··· RECORD EXTRACTS

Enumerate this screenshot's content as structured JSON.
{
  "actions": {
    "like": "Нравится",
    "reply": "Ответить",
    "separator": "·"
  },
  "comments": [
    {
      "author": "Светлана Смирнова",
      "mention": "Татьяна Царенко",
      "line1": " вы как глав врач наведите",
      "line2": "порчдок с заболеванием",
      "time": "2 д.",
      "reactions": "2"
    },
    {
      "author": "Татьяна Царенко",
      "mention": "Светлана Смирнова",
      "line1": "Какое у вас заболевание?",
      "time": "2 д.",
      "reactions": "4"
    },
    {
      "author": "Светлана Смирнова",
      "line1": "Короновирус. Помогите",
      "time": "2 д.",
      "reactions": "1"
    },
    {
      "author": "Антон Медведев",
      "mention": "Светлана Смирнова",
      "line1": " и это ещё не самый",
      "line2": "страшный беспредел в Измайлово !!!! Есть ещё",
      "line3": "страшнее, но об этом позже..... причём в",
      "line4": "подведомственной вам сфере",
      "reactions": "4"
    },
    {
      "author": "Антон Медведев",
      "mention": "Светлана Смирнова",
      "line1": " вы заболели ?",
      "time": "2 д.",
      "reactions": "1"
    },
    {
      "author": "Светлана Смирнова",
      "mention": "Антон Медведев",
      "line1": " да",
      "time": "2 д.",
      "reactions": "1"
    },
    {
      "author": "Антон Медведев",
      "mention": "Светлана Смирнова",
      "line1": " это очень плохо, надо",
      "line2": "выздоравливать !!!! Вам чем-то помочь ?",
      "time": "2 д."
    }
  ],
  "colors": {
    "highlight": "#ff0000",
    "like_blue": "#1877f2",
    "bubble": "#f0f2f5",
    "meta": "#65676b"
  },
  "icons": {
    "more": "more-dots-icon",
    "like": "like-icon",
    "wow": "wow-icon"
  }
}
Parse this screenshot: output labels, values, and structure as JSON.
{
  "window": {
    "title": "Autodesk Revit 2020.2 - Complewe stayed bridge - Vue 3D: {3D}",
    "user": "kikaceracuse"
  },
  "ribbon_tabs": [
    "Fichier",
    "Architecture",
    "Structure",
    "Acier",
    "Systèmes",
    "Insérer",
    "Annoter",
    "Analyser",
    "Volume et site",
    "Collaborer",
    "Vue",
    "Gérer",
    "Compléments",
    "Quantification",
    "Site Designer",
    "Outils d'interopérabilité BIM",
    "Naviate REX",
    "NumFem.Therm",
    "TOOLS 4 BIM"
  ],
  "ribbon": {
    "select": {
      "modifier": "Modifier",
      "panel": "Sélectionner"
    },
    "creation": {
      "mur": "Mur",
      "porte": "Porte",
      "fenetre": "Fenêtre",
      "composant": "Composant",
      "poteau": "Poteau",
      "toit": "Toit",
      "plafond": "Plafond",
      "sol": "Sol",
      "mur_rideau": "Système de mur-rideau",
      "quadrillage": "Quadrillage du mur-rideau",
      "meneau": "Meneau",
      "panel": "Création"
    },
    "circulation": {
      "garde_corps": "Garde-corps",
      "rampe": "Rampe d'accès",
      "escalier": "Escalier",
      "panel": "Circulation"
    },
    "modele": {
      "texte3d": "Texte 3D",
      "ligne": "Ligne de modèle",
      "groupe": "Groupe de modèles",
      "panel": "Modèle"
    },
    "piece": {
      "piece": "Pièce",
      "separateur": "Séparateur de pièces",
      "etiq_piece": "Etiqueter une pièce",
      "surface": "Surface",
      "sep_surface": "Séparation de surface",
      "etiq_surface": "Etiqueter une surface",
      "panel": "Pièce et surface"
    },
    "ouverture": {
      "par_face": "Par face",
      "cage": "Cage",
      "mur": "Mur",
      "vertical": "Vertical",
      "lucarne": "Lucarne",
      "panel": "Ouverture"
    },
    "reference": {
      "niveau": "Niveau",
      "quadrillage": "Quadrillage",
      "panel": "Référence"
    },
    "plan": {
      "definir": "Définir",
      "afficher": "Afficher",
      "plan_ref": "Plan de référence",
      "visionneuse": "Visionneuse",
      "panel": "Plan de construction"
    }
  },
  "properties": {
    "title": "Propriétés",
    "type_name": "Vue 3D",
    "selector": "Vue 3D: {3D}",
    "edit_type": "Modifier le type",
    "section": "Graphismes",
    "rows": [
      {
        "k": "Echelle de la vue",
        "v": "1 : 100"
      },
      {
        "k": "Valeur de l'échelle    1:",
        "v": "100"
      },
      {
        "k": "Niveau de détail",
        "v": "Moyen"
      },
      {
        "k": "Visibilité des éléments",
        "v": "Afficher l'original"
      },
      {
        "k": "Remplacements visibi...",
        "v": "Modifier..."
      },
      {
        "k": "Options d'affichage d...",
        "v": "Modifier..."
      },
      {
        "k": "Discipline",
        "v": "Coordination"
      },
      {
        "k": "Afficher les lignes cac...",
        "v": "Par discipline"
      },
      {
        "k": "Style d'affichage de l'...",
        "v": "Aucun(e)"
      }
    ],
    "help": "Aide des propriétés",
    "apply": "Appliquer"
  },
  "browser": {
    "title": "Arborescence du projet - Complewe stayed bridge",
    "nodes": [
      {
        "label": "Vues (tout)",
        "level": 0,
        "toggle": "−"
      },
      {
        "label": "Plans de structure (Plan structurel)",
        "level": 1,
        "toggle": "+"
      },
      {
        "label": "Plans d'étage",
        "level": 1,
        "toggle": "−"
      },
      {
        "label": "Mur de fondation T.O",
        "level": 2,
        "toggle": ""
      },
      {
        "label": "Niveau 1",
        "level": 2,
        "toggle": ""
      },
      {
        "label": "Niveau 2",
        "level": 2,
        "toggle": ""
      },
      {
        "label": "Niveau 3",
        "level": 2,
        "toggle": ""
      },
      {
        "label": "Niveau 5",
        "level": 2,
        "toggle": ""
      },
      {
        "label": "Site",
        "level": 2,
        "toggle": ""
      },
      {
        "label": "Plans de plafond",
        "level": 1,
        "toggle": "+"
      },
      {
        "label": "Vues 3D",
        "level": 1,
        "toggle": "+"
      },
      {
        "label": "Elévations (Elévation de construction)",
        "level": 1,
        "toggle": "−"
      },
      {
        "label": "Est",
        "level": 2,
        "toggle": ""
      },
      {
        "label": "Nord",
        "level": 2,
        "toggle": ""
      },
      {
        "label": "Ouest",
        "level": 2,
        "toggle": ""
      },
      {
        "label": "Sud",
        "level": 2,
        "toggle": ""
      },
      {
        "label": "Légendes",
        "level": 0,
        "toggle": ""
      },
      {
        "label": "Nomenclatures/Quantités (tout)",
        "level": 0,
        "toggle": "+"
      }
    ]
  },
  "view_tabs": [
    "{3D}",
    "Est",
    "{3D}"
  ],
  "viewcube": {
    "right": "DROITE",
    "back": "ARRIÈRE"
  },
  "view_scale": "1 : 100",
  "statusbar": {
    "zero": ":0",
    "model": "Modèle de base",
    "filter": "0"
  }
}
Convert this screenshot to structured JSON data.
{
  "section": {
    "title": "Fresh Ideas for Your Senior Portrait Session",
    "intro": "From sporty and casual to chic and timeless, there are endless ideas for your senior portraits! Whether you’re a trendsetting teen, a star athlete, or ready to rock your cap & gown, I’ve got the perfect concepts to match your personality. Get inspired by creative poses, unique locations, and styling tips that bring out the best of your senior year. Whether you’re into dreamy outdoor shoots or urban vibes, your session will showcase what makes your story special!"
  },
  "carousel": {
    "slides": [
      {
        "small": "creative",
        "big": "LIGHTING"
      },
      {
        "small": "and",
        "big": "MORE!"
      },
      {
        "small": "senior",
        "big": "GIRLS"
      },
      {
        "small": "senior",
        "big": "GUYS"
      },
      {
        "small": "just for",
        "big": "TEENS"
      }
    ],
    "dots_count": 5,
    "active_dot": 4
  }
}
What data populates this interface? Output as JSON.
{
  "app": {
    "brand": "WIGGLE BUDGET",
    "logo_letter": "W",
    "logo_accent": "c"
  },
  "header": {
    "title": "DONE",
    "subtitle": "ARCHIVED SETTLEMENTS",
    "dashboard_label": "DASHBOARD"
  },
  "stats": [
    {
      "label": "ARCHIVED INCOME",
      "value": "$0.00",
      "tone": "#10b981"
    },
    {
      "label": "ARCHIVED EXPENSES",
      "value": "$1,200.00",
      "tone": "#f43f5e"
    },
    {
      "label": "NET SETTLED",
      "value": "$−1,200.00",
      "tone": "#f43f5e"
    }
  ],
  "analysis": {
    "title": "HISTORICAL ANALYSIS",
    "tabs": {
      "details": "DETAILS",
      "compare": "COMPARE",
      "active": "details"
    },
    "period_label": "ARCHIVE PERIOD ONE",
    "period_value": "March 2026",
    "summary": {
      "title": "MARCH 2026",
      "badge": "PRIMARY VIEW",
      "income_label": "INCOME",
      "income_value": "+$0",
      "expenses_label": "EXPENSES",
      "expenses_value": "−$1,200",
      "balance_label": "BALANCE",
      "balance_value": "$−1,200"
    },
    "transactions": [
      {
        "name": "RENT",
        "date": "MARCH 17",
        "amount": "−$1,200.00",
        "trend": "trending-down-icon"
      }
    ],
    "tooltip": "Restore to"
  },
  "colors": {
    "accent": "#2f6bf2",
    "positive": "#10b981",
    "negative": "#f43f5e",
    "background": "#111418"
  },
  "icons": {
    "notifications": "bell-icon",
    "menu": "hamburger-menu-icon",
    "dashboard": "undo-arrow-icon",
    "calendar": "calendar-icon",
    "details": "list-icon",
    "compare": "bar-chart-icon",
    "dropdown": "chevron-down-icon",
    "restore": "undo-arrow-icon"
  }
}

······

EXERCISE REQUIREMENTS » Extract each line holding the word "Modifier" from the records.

ANSWER SPACE »
      "modifier": "Modifier",
    "edit_type": "Modifier le type",
        "v": "Modifier..."
        "v": "Modifier..."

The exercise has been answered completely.